» To do
Exclude the pictures and reproduce the remaining data exactly as written.

» Listed records
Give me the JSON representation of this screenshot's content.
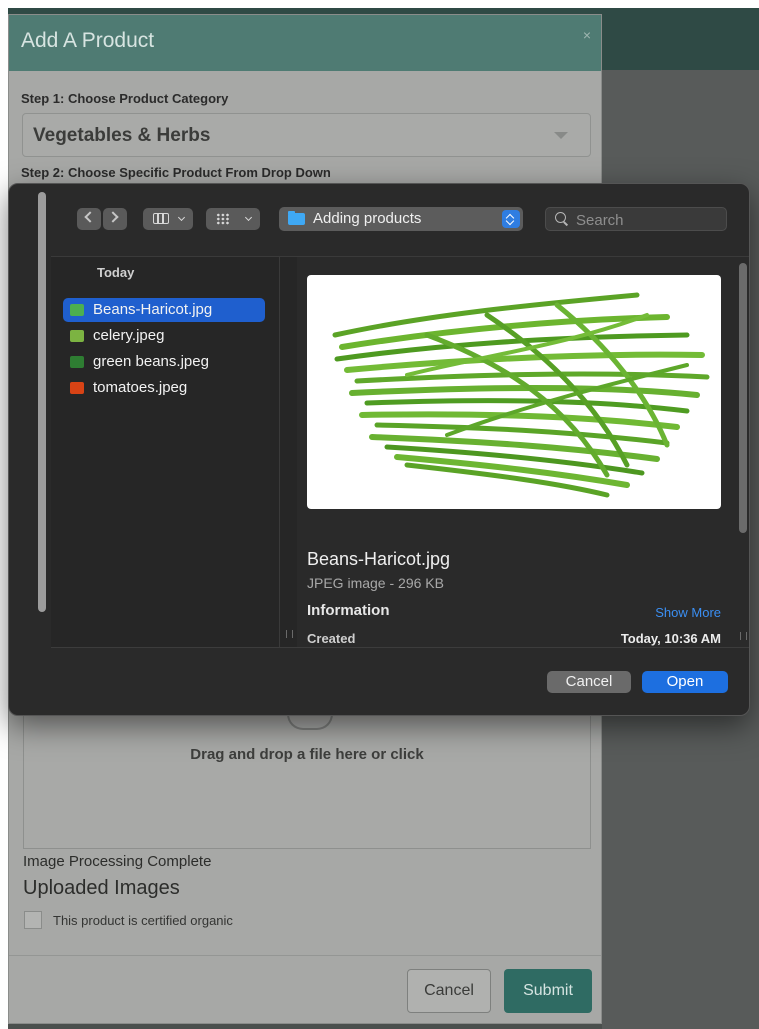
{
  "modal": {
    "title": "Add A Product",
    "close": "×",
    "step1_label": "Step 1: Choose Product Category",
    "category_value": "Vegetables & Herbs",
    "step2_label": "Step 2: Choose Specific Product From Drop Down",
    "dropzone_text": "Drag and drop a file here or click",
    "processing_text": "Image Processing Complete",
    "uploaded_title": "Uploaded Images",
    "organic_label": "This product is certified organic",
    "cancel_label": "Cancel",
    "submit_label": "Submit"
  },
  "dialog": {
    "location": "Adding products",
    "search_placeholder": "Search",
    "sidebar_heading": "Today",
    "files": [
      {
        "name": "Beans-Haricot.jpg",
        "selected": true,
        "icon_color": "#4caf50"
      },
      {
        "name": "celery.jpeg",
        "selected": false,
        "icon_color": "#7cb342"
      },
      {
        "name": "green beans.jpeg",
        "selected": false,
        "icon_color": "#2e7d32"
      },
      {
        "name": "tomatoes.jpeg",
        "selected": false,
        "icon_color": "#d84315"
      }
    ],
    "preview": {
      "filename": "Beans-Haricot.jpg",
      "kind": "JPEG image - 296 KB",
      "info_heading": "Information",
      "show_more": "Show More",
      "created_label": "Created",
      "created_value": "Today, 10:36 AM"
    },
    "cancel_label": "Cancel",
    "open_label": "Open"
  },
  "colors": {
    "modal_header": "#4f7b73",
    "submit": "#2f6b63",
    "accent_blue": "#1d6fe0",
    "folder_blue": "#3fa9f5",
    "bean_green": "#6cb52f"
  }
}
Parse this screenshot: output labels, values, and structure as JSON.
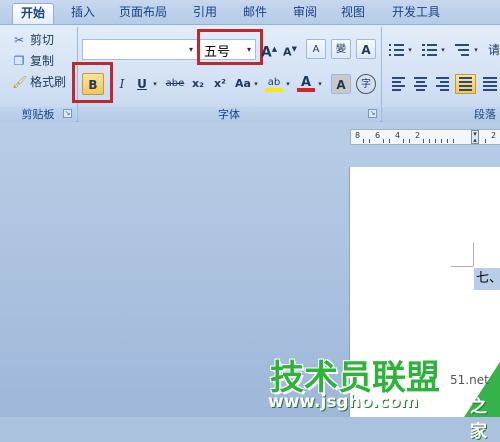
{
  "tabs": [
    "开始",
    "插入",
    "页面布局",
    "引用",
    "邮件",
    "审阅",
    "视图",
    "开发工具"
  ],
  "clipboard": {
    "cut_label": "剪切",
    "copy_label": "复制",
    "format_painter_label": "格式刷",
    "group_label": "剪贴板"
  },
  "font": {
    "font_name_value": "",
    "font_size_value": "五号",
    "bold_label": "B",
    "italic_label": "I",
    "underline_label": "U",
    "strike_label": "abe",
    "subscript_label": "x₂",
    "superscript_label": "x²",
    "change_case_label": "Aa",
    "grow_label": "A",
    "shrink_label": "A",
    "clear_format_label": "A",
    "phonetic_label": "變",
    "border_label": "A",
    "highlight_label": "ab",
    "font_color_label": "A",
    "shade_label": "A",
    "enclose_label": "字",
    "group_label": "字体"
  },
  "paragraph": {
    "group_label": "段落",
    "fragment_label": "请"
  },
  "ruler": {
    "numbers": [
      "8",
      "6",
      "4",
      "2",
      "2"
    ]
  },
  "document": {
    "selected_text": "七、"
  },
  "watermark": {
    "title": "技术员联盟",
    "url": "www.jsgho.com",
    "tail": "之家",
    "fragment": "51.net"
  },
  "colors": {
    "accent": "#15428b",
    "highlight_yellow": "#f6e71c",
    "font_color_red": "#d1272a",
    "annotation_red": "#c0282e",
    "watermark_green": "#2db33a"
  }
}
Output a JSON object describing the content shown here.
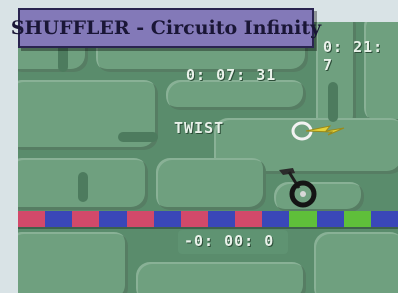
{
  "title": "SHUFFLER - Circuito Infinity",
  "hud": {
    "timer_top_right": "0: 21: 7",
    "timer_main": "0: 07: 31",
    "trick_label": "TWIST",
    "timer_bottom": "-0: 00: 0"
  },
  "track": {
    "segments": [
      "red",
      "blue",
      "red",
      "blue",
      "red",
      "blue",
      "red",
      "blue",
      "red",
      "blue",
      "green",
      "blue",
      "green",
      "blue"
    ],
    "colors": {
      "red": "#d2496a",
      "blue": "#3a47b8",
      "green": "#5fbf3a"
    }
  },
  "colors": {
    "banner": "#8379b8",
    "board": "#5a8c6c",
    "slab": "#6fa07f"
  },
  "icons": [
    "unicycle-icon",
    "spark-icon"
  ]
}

» Result for this task
Give me the JSON representation of this screenshot's content.
{
  "modal": {
    "title": "Add A Product",
    "close": "×",
    "step1_label": "Step 1: Choose Product Category",
    "category_value": "Vegetables & Herbs",
    "step2_label": "Step 2: Choose Specific Product From Drop Down",
    "dropzone_text": "Drag and drop a file here or click",
    "processing_text": "Image Processing Complete",
    "uploaded_title": "Uploaded Images",
    "organic_label": "This product is certified organic",
    "cancel_label": "Cancel",
    "submit_label": "Submit"
  },
  "dialog": {
    "location": "Adding products",
    "search_placeholder": "Search",
    "sidebar_heading": "Today",
    "files": [
      {
        "name": "Beans-Haricot.jpg",
        "selected": true,
        "icon_color": "#4caf50"
      },
      {
        "name": "celery.jpeg",
        "selected": false,
        "icon_color": "#7cb342"
      },
      {
        "name": "green beans.jpeg",
        "selected": false,
        "icon_color": "#2e7d32"
      },
      {
        "name": "tomatoes.jpeg",
        "selected": false,
        "icon_color": "#d84315"
      }
    ],
    "preview": {
      "filename": "Beans-Haricot.jpg",
      "kind": "JPEG image - 296 KB",
      "info_heading": "Information",
      "show_more": "Show More",
      "created_label": "Created",
      "created_value": "Today, 10:36 AM"
    },
    "cancel_label": "Cancel",
    "open_label": "Open"
  },
  "colors": {
    "modal_header": "#4f7b73",
    "submit": "#2f6b63",
    "accent_blue": "#1d6fe0",
    "folder_blue": "#3fa9f5",
    "bean_green": "#6cb52f"
  }
}
Parse this screenshot: output labels, values, and structure as JSON.
{
  "tabs": [
    "开始",
    "插入",
    "页面布局",
    "引用",
    "邮件",
    "审阅",
    "视图",
    "开发工具"
  ],
  "clipboard": {
    "cut_label": "剪切",
    "copy_label": "复制",
    "format_painter_label": "格式刷",
    "group_label": "剪贴板"
  },
  "font": {
    "font_name_value": "",
    "font_size_value": "五号",
    "bold_label": "B",
    "italic_label": "I",
    "underline_label": "U",
    "strike_label": "abe",
    "subscript_label": "x₂",
    "superscript_label": "x²",
    "change_case_label": "Aa",
    "grow_label": "A",
    "shrink_label": "A",
    "clear_format_label": "A",
    "phonetic_label": "變",
    "border_label": "A",
    "highlight_label": "ab",
    "font_color_label": "A",
    "shade_label": "A",
    "enclose_label": "字",
    "group_label": "字体"
  },
  "paragraph": {
    "group_label": "段落",
    "fragment_label": "请"
  },
  "ruler": {
    "numbers": [
      "8",
      "6",
      "4",
      "2",
      "2"
    ]
  },
  "document": {
    "selected_text": "七、"
  },
  "watermark": {
    "title": "技术员联盟",
    "url": "www.jsgho.com",
    "tail": "之家",
    "fragment": "51.net"
  },
  "colors": {
    "accent": "#15428b",
    "highlight_yellow": "#f6e71c",
    "font_color_red": "#d1272a",
    "annotation_red": "#c0282e",
    "watermark_green": "#2db33a"
  }
}
Output a JSON object describing the content shown here.
{
  "title": "SHUFFLER - Circuito Infinity",
  "hud": {
    "timer_top_right": "0: 21: 7",
    "timer_main": "0: 07: 31",
    "trick_label": "TWIST",
    "timer_bottom": "-0: 00: 0"
  },
  "track": {
    "segments": [
      "red",
      "blue",
      "red",
      "blue",
      "red",
      "blue",
      "red",
      "blue",
      "red",
      "blue",
      "green",
      "blue",
      "green",
      "blue"
    ],
    "colors": {
      "red": "#d2496a",
      "blue": "#3a47b8",
      "green": "#5fbf3a"
    }
  },
  "colors": {
    "banner": "#8379b8",
    "board": "#5a8c6c",
    "slab": "#6fa07f"
  },
  "icons": [
    "unicycle-icon",
    "spark-icon"
  ]
}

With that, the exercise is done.